Chris de Broglio, one of the main movers behind apartheid South Africa’s exclusion from international sport, has died at his home in Corsica. Chris was a founding member of SANROC, the South African Non-Racial Olympic Committee, and helped secure South Africa’s withdrawal from the 1964 and 1968 Olympics and its expulsion from the Olympic movement in 1970.

Harassed by the South African security police, Chris moved to London in 1964 and set up a SANROC committee in exile.
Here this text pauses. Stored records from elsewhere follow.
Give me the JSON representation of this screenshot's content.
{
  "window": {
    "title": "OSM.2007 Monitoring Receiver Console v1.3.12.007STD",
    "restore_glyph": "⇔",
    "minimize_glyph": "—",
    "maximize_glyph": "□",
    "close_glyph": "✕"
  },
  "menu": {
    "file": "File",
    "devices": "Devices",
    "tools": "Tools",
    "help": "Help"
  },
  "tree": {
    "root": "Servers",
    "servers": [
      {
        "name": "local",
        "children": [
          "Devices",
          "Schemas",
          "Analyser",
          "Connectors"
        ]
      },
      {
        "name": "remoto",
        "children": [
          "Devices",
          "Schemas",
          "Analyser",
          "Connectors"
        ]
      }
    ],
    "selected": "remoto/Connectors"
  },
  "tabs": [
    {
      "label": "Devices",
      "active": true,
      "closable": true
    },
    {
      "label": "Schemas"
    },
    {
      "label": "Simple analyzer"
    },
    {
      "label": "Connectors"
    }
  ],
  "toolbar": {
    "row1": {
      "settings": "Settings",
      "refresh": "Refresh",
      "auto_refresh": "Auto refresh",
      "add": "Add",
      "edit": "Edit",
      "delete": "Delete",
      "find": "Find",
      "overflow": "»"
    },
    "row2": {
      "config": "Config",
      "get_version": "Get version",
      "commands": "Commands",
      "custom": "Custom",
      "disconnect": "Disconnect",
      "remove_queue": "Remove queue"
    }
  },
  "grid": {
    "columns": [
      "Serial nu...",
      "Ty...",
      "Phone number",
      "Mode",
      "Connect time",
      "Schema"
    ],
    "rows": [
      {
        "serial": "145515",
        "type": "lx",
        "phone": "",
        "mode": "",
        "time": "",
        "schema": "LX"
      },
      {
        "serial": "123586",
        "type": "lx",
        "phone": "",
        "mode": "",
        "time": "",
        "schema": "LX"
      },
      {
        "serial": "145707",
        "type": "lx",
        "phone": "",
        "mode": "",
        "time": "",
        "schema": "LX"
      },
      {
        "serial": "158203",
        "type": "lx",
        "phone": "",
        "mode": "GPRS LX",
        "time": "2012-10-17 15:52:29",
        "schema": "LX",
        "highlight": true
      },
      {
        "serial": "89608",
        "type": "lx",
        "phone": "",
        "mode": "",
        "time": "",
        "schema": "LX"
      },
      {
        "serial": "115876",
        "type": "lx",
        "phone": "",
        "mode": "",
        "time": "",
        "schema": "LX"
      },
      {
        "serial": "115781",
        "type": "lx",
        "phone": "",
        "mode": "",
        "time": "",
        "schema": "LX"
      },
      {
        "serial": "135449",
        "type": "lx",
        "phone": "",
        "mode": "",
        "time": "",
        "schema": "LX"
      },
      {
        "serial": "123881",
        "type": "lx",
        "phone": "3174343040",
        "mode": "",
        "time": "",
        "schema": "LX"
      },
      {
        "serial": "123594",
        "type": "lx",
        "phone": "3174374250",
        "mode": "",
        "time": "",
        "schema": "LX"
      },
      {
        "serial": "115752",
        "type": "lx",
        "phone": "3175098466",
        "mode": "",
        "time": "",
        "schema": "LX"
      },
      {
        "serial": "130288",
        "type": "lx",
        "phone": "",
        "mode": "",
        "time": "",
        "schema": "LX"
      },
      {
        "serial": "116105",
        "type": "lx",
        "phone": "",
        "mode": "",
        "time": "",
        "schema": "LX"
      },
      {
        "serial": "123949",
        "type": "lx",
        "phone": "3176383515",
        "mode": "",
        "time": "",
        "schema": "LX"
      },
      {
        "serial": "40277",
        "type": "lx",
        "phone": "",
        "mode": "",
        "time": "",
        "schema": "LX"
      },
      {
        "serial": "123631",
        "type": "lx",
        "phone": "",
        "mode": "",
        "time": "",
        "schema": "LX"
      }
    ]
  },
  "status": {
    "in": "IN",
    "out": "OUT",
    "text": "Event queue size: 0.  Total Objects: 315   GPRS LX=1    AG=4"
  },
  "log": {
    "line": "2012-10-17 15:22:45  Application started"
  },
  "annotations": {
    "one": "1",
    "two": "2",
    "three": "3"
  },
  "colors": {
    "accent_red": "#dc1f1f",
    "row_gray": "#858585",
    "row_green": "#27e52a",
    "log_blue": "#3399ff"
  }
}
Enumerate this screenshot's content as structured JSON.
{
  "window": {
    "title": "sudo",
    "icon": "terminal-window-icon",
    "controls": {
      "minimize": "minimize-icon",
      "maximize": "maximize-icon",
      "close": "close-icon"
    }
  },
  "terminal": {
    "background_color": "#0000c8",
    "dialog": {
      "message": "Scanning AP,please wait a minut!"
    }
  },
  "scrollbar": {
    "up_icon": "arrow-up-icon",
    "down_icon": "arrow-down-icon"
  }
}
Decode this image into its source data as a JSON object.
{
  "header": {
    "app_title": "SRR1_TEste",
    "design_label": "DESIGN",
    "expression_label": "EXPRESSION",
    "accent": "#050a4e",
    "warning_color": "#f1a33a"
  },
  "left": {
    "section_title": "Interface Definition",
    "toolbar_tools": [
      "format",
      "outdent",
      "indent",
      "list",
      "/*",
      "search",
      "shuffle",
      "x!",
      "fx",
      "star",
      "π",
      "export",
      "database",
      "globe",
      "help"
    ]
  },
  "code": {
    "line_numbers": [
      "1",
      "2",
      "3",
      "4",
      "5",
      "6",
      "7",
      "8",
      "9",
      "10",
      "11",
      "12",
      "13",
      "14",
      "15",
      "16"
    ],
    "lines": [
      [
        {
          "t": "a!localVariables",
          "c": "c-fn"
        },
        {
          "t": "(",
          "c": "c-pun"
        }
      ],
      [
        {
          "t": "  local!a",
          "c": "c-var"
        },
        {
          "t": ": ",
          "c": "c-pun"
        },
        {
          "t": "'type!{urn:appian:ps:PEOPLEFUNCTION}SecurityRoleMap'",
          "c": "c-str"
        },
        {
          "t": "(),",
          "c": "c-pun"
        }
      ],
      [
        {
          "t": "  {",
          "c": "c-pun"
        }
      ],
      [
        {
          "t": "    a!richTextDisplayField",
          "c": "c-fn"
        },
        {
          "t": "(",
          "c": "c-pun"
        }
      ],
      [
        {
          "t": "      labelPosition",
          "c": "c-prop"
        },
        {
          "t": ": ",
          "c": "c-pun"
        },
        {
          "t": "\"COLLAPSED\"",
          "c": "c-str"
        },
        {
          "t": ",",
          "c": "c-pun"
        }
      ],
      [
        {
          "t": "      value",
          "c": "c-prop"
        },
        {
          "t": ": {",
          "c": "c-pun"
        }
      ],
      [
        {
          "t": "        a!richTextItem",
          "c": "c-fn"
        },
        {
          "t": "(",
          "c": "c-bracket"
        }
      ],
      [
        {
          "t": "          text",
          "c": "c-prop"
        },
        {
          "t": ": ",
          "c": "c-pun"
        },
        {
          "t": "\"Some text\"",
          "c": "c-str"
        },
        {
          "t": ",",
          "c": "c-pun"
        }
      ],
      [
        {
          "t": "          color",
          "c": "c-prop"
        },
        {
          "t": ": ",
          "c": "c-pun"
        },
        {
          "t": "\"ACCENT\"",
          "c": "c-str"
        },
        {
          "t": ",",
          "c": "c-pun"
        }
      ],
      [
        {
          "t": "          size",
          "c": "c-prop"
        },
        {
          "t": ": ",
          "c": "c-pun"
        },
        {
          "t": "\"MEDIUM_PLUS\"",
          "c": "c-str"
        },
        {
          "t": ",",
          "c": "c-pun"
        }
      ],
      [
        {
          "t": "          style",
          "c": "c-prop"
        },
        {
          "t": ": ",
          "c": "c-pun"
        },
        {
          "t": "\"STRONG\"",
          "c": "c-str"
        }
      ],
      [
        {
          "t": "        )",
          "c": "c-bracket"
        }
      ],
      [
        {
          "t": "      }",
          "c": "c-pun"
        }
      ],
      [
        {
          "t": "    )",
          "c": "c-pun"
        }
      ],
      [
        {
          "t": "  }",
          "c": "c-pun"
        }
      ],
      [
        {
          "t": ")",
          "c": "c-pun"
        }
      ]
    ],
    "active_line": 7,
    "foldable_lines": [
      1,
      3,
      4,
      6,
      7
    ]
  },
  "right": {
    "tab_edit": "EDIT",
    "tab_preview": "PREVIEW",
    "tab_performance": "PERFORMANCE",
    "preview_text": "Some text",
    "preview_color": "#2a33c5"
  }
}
In the mid-1960s he tirelessly lobbied world sports federations to exclude South Africa and was present at the inaugural meeting of the Supreme Council for Sport in Africa in 1966. With the Anti-Apartheid Movement and Stop the Seventy Tour, SANROC organised a campaign that forced the cancellation of the all-white Springbok cricket tour of England and Wales in 1970.

Chris was born in Mauritius in 1930 and moved to Durban in the late 1940s. He was South African Weightlifting Champion from 1950 to 1962. Because of his involvement in non-racial weightlifting associations, he was threatened with expulsion from the all-white South African Weightlifting Association. 

In 1987, he helped set up the historic meeting in Dakar between the ANC and leading Afrikaners, which signalled the beginning of the end of apartheid. He was awarded the Olympic Order in recognition of his action against racism in sport.

Chris moved back to Mauritius and then Corsica, where he died on 12 July 2014.

Chris is remembered with respect and affection by his many friends in the Anti-Apartheid Movement. Hamba Kahle, Chris!